Problem to solve
Each entry below needs to be reproduced exactly as given.

Supplied records
........
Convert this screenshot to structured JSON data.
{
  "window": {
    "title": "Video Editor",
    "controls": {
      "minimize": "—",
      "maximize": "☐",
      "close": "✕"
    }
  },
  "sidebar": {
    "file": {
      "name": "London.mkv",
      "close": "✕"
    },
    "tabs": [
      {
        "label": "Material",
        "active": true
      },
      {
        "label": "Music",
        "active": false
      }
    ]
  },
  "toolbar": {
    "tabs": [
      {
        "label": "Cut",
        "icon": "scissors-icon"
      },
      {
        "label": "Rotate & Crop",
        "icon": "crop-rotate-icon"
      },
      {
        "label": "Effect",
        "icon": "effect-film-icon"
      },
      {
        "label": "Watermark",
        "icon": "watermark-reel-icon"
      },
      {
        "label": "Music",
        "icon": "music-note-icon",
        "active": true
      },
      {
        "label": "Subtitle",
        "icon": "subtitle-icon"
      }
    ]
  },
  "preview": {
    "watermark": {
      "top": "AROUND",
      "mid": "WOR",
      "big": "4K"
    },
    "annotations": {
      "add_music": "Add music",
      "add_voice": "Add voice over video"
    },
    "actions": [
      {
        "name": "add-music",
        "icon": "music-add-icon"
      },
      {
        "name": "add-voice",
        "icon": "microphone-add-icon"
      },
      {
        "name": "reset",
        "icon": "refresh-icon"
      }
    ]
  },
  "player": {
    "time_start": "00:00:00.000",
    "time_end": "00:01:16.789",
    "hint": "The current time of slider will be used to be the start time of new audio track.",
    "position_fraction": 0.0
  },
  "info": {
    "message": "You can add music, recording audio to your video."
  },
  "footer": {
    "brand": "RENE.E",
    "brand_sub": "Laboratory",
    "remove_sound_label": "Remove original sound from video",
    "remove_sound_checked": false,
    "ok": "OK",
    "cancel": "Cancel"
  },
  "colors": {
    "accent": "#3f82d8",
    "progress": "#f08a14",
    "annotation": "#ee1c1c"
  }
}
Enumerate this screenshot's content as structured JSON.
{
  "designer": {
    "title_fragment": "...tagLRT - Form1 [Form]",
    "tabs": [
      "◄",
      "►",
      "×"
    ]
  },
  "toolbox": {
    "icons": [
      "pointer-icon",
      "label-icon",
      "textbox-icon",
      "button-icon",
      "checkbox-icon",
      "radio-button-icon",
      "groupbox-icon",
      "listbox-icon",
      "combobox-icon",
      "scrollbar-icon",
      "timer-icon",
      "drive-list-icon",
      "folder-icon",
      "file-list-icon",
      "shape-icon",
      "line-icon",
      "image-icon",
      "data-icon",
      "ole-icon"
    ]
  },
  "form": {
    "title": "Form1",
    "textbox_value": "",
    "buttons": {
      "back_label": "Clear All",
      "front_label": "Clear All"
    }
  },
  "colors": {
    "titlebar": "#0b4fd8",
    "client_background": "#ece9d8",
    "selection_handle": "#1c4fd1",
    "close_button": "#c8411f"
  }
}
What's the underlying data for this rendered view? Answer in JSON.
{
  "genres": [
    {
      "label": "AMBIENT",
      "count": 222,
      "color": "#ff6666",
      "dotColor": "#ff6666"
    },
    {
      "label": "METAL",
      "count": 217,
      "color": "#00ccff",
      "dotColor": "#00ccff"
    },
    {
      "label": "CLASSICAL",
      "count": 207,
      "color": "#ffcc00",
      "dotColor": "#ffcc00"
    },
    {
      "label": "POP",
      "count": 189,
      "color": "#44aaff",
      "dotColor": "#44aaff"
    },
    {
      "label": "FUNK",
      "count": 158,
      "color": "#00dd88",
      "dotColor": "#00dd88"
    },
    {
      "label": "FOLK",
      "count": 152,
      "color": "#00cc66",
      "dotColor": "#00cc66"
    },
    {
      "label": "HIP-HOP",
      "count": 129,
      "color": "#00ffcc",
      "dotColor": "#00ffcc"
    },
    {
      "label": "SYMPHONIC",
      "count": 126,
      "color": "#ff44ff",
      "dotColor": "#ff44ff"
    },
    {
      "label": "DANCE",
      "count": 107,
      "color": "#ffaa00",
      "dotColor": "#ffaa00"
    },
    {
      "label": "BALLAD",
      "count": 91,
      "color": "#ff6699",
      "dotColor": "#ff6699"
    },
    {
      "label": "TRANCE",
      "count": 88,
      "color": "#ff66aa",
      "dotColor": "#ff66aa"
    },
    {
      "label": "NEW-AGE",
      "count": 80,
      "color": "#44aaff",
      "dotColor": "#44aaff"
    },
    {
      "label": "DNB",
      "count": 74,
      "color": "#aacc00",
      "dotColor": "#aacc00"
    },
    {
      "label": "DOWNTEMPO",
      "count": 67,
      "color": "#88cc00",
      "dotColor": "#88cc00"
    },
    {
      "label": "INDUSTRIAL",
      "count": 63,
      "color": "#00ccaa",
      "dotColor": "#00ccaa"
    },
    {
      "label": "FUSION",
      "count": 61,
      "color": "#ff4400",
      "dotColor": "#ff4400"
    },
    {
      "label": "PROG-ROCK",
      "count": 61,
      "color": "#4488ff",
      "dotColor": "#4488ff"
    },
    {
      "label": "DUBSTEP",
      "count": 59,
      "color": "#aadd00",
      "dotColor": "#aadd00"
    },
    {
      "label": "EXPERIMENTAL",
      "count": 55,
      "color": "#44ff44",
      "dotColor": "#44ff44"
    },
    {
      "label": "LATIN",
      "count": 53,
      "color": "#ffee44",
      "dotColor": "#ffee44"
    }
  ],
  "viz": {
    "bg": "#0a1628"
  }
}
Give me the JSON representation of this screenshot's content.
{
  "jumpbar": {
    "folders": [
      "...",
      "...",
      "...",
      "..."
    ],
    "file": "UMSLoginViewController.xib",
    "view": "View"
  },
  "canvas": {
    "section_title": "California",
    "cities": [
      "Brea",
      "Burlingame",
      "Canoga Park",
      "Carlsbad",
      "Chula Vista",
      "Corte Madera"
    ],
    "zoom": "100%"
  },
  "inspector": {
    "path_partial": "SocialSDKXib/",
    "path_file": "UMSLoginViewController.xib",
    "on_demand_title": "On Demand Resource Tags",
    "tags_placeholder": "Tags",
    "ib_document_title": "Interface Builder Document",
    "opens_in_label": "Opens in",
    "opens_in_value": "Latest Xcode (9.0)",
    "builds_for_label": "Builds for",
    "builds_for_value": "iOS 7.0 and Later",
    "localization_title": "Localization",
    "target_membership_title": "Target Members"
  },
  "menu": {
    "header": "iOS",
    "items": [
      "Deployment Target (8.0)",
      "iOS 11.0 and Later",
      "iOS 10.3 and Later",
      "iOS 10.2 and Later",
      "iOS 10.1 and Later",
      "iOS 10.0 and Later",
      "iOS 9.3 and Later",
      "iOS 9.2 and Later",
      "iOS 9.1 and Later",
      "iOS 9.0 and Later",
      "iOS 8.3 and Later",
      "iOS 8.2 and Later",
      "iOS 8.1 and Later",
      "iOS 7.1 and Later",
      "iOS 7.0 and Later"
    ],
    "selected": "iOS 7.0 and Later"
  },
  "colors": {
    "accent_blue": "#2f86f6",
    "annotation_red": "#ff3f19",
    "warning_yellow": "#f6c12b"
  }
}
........
Written response
Convert this screenshot to structured JSON data.
{
  "window": {
    "title": "Video Editor",
    "controls": {
      "minimize": "—",
      "maximize": "☐",
      "close": "✕"
    }
  },
  "sidebar": {
    "file": {
      "name": "London.mkv",
      "close": "✕"
    },
    "tabs": [
      {
        "label": "Material",
        "active": true
      },
      {
        "label": "Music",
        "active": false
      }
    ]
  },
  "toolbar": {
    "tabs": [
      {
        "label": "Cut",
        "icon": "scissors-icon"
      },
      {
        "label": "Rotate & Crop",
        "icon": "crop-rotate-icon"
      },
      {
        "label": "Effect",
        "icon": "effect-film-icon"
      },
      {
        "label": "Watermark",
        "icon": "watermark-reel-icon"
      },
      {
        "label": "Music",
        "icon": "music-note-icon",
        "active": true
      },
      {
        "label": "Subtitle",
        "icon": "subtitle-icon"
      }
    ]
  },
  "preview": {
    "watermark": {
      "top": "AROUND",
      "mid": "WOR",
      "big": "4K"
    },
    "annotations": {
      "add_music": "Add music",
      "add_voice": "Add voice over video"
    },
    "actions": [
      {
        "name": "add-music",
        "icon": "music-add-icon"
      },
      {
        "name": "add-voice",
        "icon": "microphone-add-icon"
      },
      {
        "name": "reset",
        "icon": "refresh-icon"
      }
    ]
  },
  "player": {
    "time_start": "00:00:00.000",
    "time_end": "00:01:16.789",
    "hint": "The current time of slider will be used to be the start time of new audio track.",
    "position_fraction": 0.0
  },
  "info": {
    "message": "You can add music, recording audio to your video."
  },
  "footer": {
    "brand": "RENE.E",
    "brand_sub": "Laboratory",
    "remove_sound_label": "Remove original sound from video",
    "remove_sound_checked": false,
    "ok": "OK",
    "cancel": "Cancel"
  },
  "colors": {
    "accent": "#3f82d8",
    "progress": "#f08a14",
    "annotation": "#ee1c1c"
  }
}
Enumerate this screenshot's content as structured JSON.
{
  "designer": {
    "title_fragment": "...tagLRT - Form1 [Form]",
    "tabs": [
      "◄",
      "►",
      "×"
    ]
  },
  "toolbox": {
    "icons": [
      "pointer-icon",
      "label-icon",
      "textbox-icon",
      "button-icon",
      "checkbox-icon",
      "radio-button-icon",
      "groupbox-icon",
      "listbox-icon",
      "combobox-icon",
      "scrollbar-icon",
      "timer-icon",
      "drive-list-icon",
      "folder-icon",
      "file-list-icon",
      "shape-icon",
      "line-icon",
      "image-icon",
      "data-icon",
      "ole-icon"
    ]
  },
  "form": {
    "title": "Form1",
    "textbox_value": "",
    "buttons": {
      "back_label": "Clear All",
      "front_label": "Clear All"
    }
  },
  "colors": {
    "titlebar": "#0b4fd8",
    "client_background": "#ece9d8",
    "selection_handle": "#1c4fd1",
    "close_button": "#c8411f"
  }
}
What's the underlying data for this rendered view? Answer in JSON.
{
  "genres": [
    {
      "label": "AMBIENT",
      "count": 222,
      "color": "#ff6666",
      "dotColor": "#ff6666"
    },
    {
      "label": "METAL",
      "count": 217,
      "color": "#00ccff",
      "dotColor": "#00ccff"
    },
    {
      "label": "CLASSICAL",
      "count": 207,
      "color": "#ffcc00",
      "dotColor": "#ffcc00"
    },
    {
      "label": "POP",
      "count": 189,
      "color": "#44aaff",
      "dotColor": "#44aaff"
    },
    {
      "label": "FUNK",
      "count": 158,
      "color": "#00dd88",
      "dotColor": "#00dd88"
    },
    {
      "label": "FOLK",
      "count": 152,
      "color": "#00cc66",
      "dotColor": "#00cc66"
    },
    {
      "label": "HIP-HOP",
      "count": 129,
      "color": "#00ffcc",
      "dotColor": "#00ffcc"
    },
    {
      "label": "SYMPHONIC",
      "count": 126,
      "color": "#ff44ff",
      "dotColor": "#ff44ff"
    },
    {
      "label": "DANCE",
      "count": 107,
      "color": "#ffaa00",
      "dotColor": "#ffaa00"
    },
    {
      "label": "BALLAD",
      "count": 91,
      "color": "#ff6699",
      "dotColor": "#ff6699"
    },
    {
      "label": "TRANCE",
      "count": 88,
      "color": "#ff66aa",
      "dotColor": "#ff66aa"
    },
    {
      "label": "NEW-AGE",
      "count": 80,
      "color": "#44aaff",
      "dotColor": "#44aaff"
    },
    {
      "label": "DNB",
      "count": 74,
      "color": "#aacc00",
      "dotColor": "#aacc00"
    },
    {
      "label": "DOWNTEMPO",
      "count": 67,
      "color": "#88cc00",
      "dotColor": "#88cc00"
    },
    {
      "label": "INDUSTRIAL",
      "count": 63,
      "color": "#00ccaa",
      "dotColor": "#00ccaa"
    },
    {
      "label": "FUSION",
      "count": 61,
      "color": "#ff4400",
      "dotColor": "#ff4400"
    },
    {
      "label": "PROG-ROCK",
      "count": 61,
      "color": "#4488ff",
      "dotColor": "#4488ff"
    },
    {
      "label": "DUBSTEP",
      "count": 59,
      "color": "#aadd00",
      "dotColor": "#aadd00"
    },
    {
      "label": "EXPERIMENTAL",
      "count": 55,
      "color": "#44ff44",
      "dotColor": "#44ff44"
    },
    {
      "label": "LATIN",
      "count": 53,
      "color": "#ffee44",
      "dotColor": "#ffee44"
    }
  ],
  "viz": {
    "bg": "#0a1628"
  }
}
Give me the JSON representation of this screenshot's content.
{
  "jumpbar": {
    "folders": [
      "...",
      "...",
      "...",
      "..."
    ],
    "file": "UMSLoginViewController.xib",
    "view": "View"
  },
  "canvas": {
    "section_title": "California",
    "cities": [
      "Brea",
      "Burlingame",
      "Canoga Park",
      "Carlsbad",
      "Chula Vista",
      "Corte Madera"
    ],
    "zoom": "100%"
  },
  "inspector": {
    "path_partial": "SocialSDKXib/",
    "path_file": "UMSLoginViewController.xib",
    "on_demand_title": "On Demand Resource Tags",
    "tags_placeholder": "Tags",
    "ib_document_title": "Interface Builder Document",
    "opens_in_label": "Opens in",
    "opens_in_value": "Latest Xcode (9.0)",
    "builds_for_label": "Builds for",
    "builds_for_value": "iOS 7.0 and Later",
    "localization_title": "Localization",
    "target_membership_title": "Target Members"
  },
  "menu": {
    "header": "iOS",
    "items": [
      "Deployment Target (8.0)",
      "iOS 11.0 and Later",
      "iOS 10.3 and Later",
      "iOS 10.2 and Later",
      "iOS 10.1 and Later",
      "iOS 10.0 and Later",
      "iOS 9.3 and Later",
      "iOS 9.2 and Later",
      "iOS 9.1 and Later",
      "iOS 9.0 and Later",
      "iOS 8.3 and Later",
      "iOS 8.2 and Later",
      "iOS 8.1 and Later",
      "iOS 7.1 and Later",
      "iOS 7.0 and Later"
    ],
    "selected": "iOS 7.0 and Later"
  },
  "colors": {
    "accent_blue": "#2f86f6",
    "annotation_red": "#ff3f19",
    "warning_yellow": "#f6c12b"
  }
}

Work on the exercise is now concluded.